Youth Service: As noted earlier, the Four Avenues of Service have been in place since 1928. Rotarians have long been committed to serving youth in their communities, and over the years, Rotarians who felt strongly drawn toward working with children repeatedly called for Youth Service to be a fifth Avenue. Others argued for service to the handicapped. But RI Boards and Councils on Legislation countered that if “youth” became an avenue, there would soon be an argument for “the elderly” to become one; if “handicapped” were added, how long would it be before “poverty” or “environment” was demanded?
Rotary’s programs for youth, such as Interact, Rotaract, Rotary Youth Leadership Awards (RYLA), and Rotary Youth Exchange, often overlapped several Avenues. As Rotary clubs aged and it became clear that recruitment of younger members would be needed, there was renewed agitation for a separate Avenue.
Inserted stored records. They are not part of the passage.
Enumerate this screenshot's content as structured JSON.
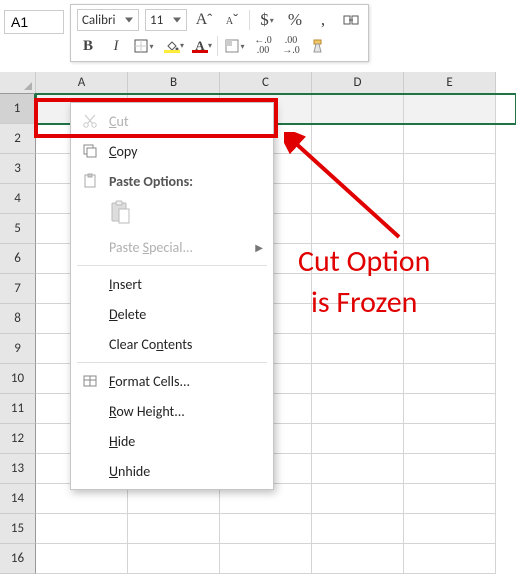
{
  "name_box": "A1",
  "toolbar": {
    "font_name": "Calibri",
    "font_size": "11",
    "bold": "B",
    "italic": "I",
    "accounting": "$",
    "percent": "%",
    "comma": ",",
    "inc_decimal_top": "←.0",
    "inc_decimal_bot": ".00",
    "dec_decimal_top": ".00",
    "dec_decimal_bot": "→.0"
  },
  "columns": [
    "A",
    "B",
    "C",
    "D",
    "E"
  ],
  "rows": [
    "1",
    "2",
    "3",
    "4",
    "5",
    "6",
    "7",
    "8",
    "9",
    "10",
    "11",
    "12",
    "13",
    "14",
    "15",
    "16"
  ],
  "selected_row_index": 0,
  "context_menu": {
    "cut": "Cut",
    "copy": "Copy",
    "paste_options": "Paste Options:",
    "paste_special": "Paste Special...",
    "insert": "Insert",
    "delete": "Delete",
    "clear_contents": "Clear Contents",
    "format_cells": "Format Cells...",
    "row_height": "Row Height...",
    "hide": "Hide",
    "unhide": "Unhide"
  },
  "annotation": {
    "line1": "Cut Option",
    "line2": "is Frozen"
  }
}
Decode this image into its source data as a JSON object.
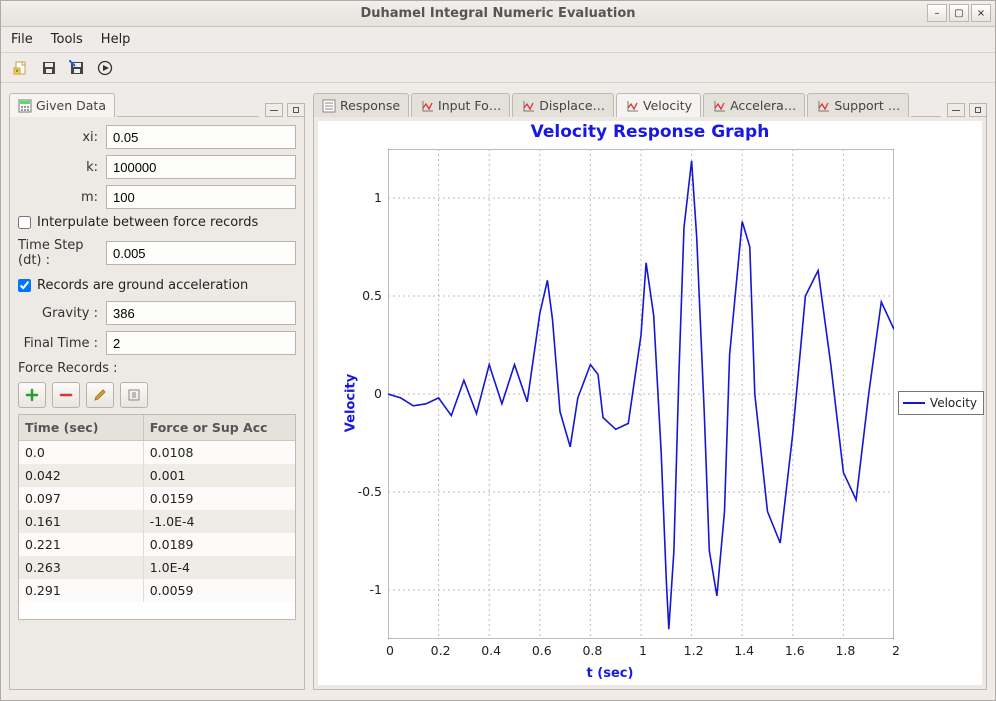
{
  "window": {
    "title": "Duhamel Integral Numeric Evaluation"
  },
  "menu": {
    "file": "File",
    "tools": "Tools",
    "help": "Help"
  },
  "toolbar_icons": {
    "new": "new-file-icon",
    "save": "save-icon",
    "saveas": "save-as-icon",
    "run": "run-icon"
  },
  "left": {
    "tab_label": "Given Data",
    "labels": {
      "xi": "xi:",
      "k": "k:",
      "m": "m:",
      "interp": "Interpulate between force records",
      "dt": "Time Step (dt) :",
      "ground": "Records are ground acceleration",
      "gravity": "Gravity :",
      "final_time": "Final Time :",
      "force_records": "Force Records :"
    },
    "values": {
      "xi": "0.05",
      "k": "100000",
      "m": "100",
      "dt": "0.005",
      "gravity": "386",
      "final_time": "2"
    },
    "checks": {
      "interp": false,
      "ground": true
    },
    "record_buttons": [
      "add",
      "remove",
      "edit",
      "import"
    ],
    "table_headers": [
      "Time (sec)",
      "Force or Sup Acc"
    ],
    "table_rows": [
      [
        "0.0",
        "0.0108"
      ],
      [
        "0.042",
        "0.001"
      ],
      [
        "0.097",
        "0.0159"
      ],
      [
        "0.161",
        "-1.0E-4"
      ],
      [
        "0.221",
        "0.0189"
      ],
      [
        "0.263",
        "1.0E-4"
      ],
      [
        "0.291",
        "0.0059"
      ]
    ]
  },
  "right_tabs": [
    "Response",
    "Input Fo…",
    "Displace…",
    "Velocity",
    "Accelera…",
    "Support …"
  ],
  "right_active_tab": 3,
  "chart_data": {
    "type": "line",
    "title": "Velocity Response Graph",
    "xlabel": "t (sec)",
    "ylabel": "Velocity",
    "xlim": [
      0,
      2
    ],
    "ylim": [
      -1.25,
      1.25
    ],
    "xticks": [
      0,
      0.2,
      0.4,
      0.6,
      0.8,
      1,
      1.2,
      1.4,
      1.6,
      1.8,
      2
    ],
    "yticks": [
      -1,
      -0.5,
      0,
      0.5,
      1
    ],
    "legend": [
      "Velocity"
    ],
    "series": [
      {
        "name": "Velocity",
        "x": [
          0.0,
          0.05,
          0.1,
          0.15,
          0.2,
          0.25,
          0.3,
          0.35,
          0.4,
          0.45,
          0.5,
          0.55,
          0.6,
          0.63,
          0.65,
          0.68,
          0.72,
          0.75,
          0.8,
          0.83,
          0.85,
          0.9,
          0.95,
          1.0,
          1.02,
          1.05,
          1.08,
          1.1,
          1.11,
          1.13,
          1.15,
          1.17,
          1.2,
          1.22,
          1.25,
          1.27,
          1.3,
          1.33,
          1.35,
          1.4,
          1.43,
          1.45,
          1.5,
          1.55,
          1.6,
          1.65,
          1.7,
          1.75,
          1.8,
          1.85,
          1.9,
          1.95,
          2.0
        ],
        "y": [
          0.0,
          -0.02,
          -0.06,
          -0.05,
          -0.02,
          -0.11,
          0.07,
          -0.1,
          0.15,
          -0.05,
          0.15,
          -0.04,
          0.41,
          0.58,
          0.38,
          -0.09,
          -0.27,
          -0.02,
          0.15,
          0.1,
          -0.12,
          -0.18,
          -0.15,
          0.3,
          0.67,
          0.4,
          -0.3,
          -0.95,
          -1.2,
          -0.8,
          0.1,
          0.85,
          1.19,
          0.8,
          -0.1,
          -0.8,
          -1.03,
          -0.6,
          0.2,
          0.88,
          0.75,
          0.0,
          -0.6,
          -0.76,
          -0.2,
          0.5,
          0.63,
          0.15,
          -0.4,
          -0.54,
          0.0,
          0.47,
          0.33
        ]
      }
    ]
  }
}
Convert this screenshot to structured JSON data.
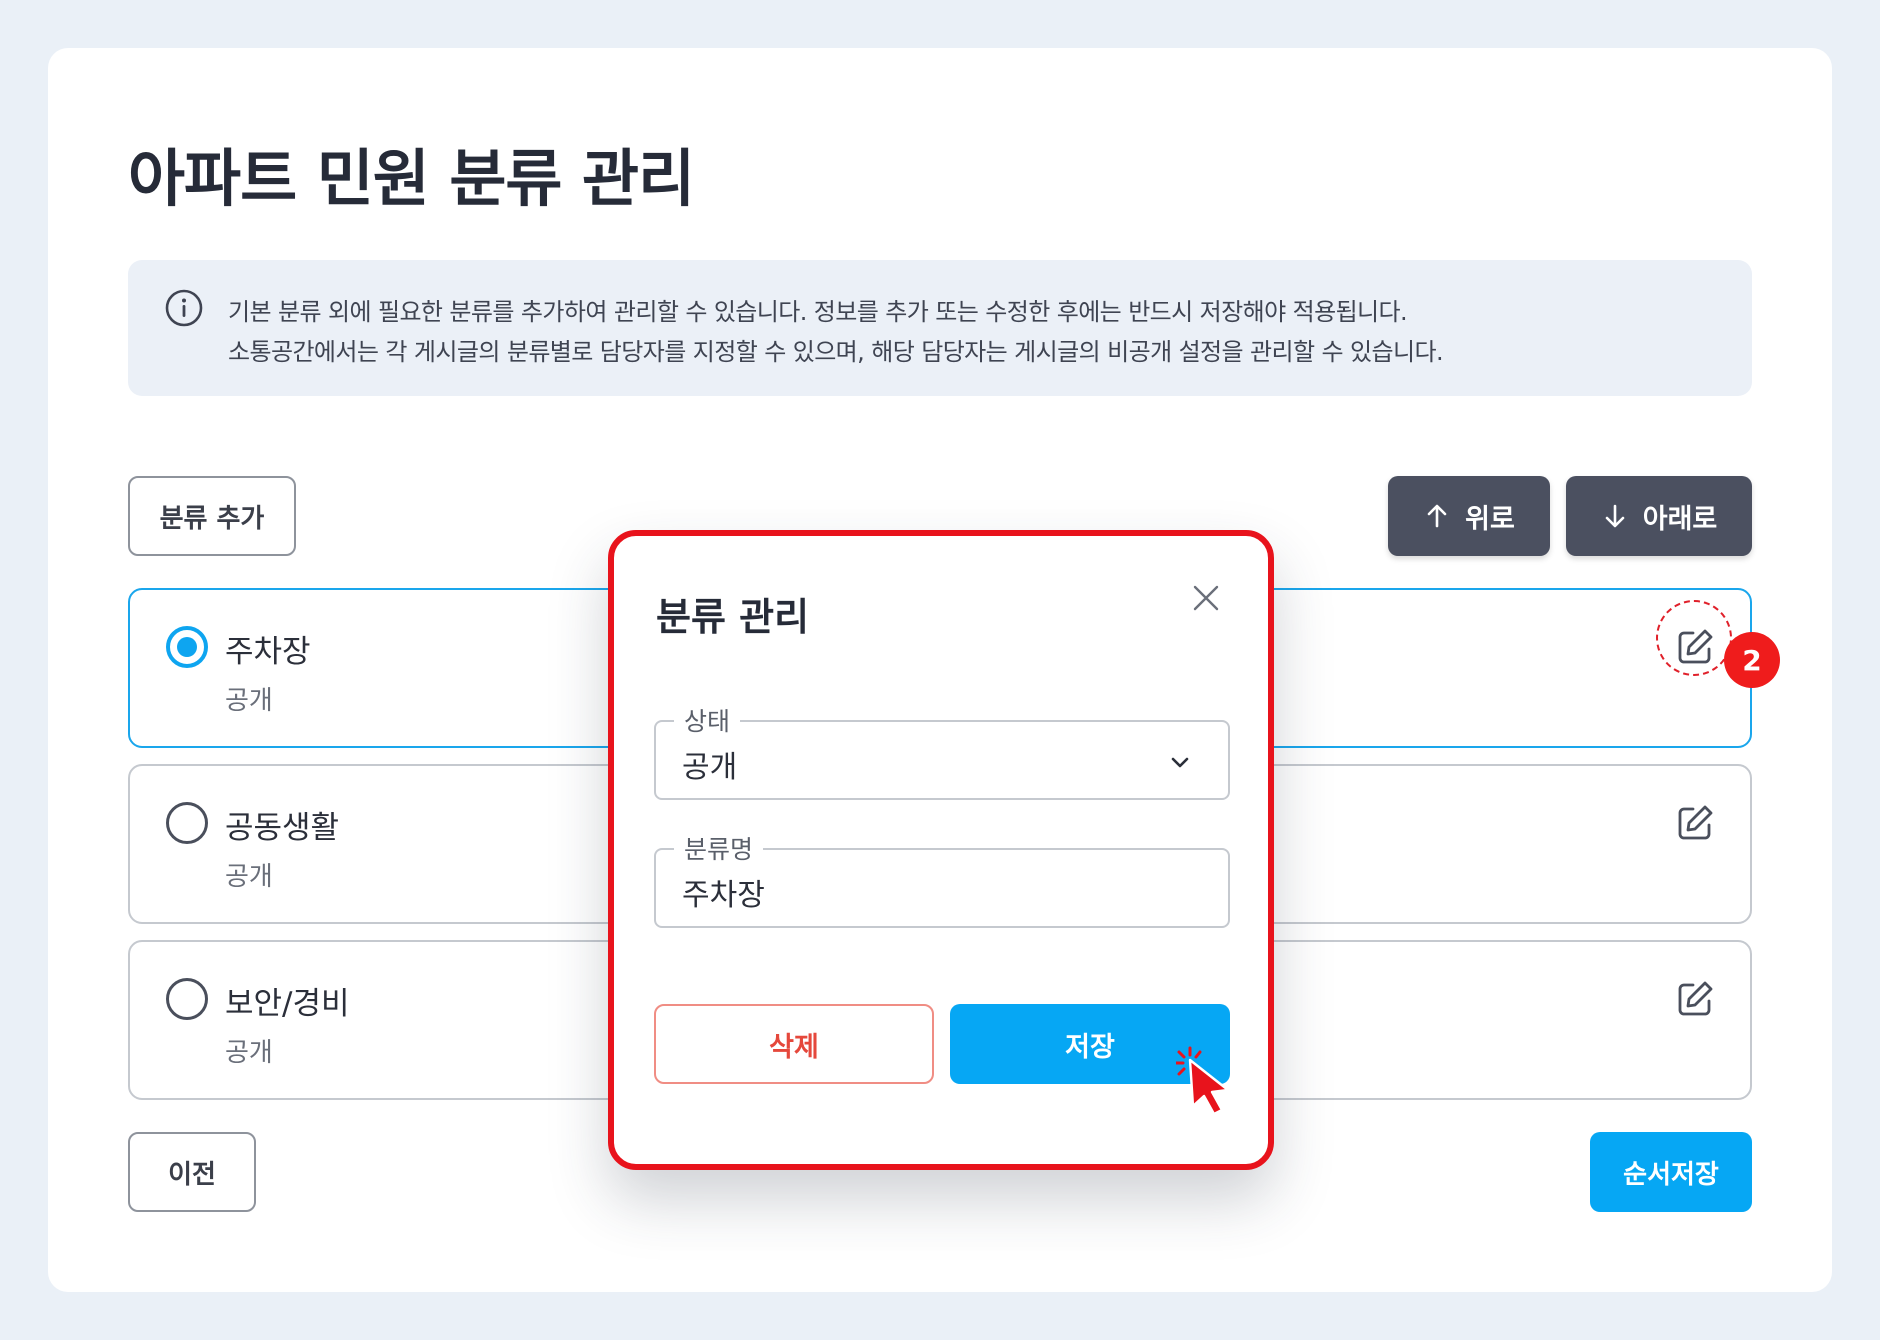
{
  "page": {
    "title": "아파트 민원 분류 관리",
    "info": {
      "line1": "기본 분류 외에 필요한 분류를 추가하여 관리할 수 있습니다. 정보를 추가 또는 수정한 후에는 반드시 저장해야 적용됩니다.",
      "line2": "소통공간에서는 각 게시글의 분류별로 담당자를 지정할 수 있으며, 해당 담당자는 게시글의 비공개 설정을 관리할 수 있습니다."
    }
  },
  "toolbar": {
    "add_label": "분류 추가",
    "up_label": "위로",
    "down_label": "아래로"
  },
  "categories": [
    {
      "name": "주차장",
      "status": "공개",
      "selected": true
    },
    {
      "name": "공동생활",
      "status": "공개",
      "selected": false
    },
    {
      "name": "보안/경비",
      "status": "공개",
      "selected": false
    }
  ],
  "footer": {
    "prev_label": "이전",
    "save_order_label": "순서저장"
  },
  "step_badge": "2",
  "modal": {
    "title": "분류 관리",
    "status_field": {
      "label": "상태",
      "value": "공개"
    },
    "name_field": {
      "label": "분류명",
      "value": "주차장"
    },
    "delete_label": "삭제",
    "save_label": "저장"
  },
  "colors": {
    "primary": "#06a7f4",
    "dark_button": "#4b5060",
    "highlight": "#e8131c",
    "danger": "#e5483c"
  }
}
Accordingly, on April 28, 2010, New Generations Service became Rotary’s fifth Avenue of Service.
Past RI President Luis Vicente Giay coined the term New Generations when he shared his belief that the future of Rotary relied on involving young people in the organization’s programs and activities. At the 1996 RI Convention in Calgary, Alberta, Canada, he said: “Our vision for the future, now more than ever, is the difference between success and failure. The New Generations are our investment in the future. Let us begin to build that future today.”
The name “New Generations Service” never had the simplicity of the other four Avenues, and in April 2015, the name was changed to “Youth Service.”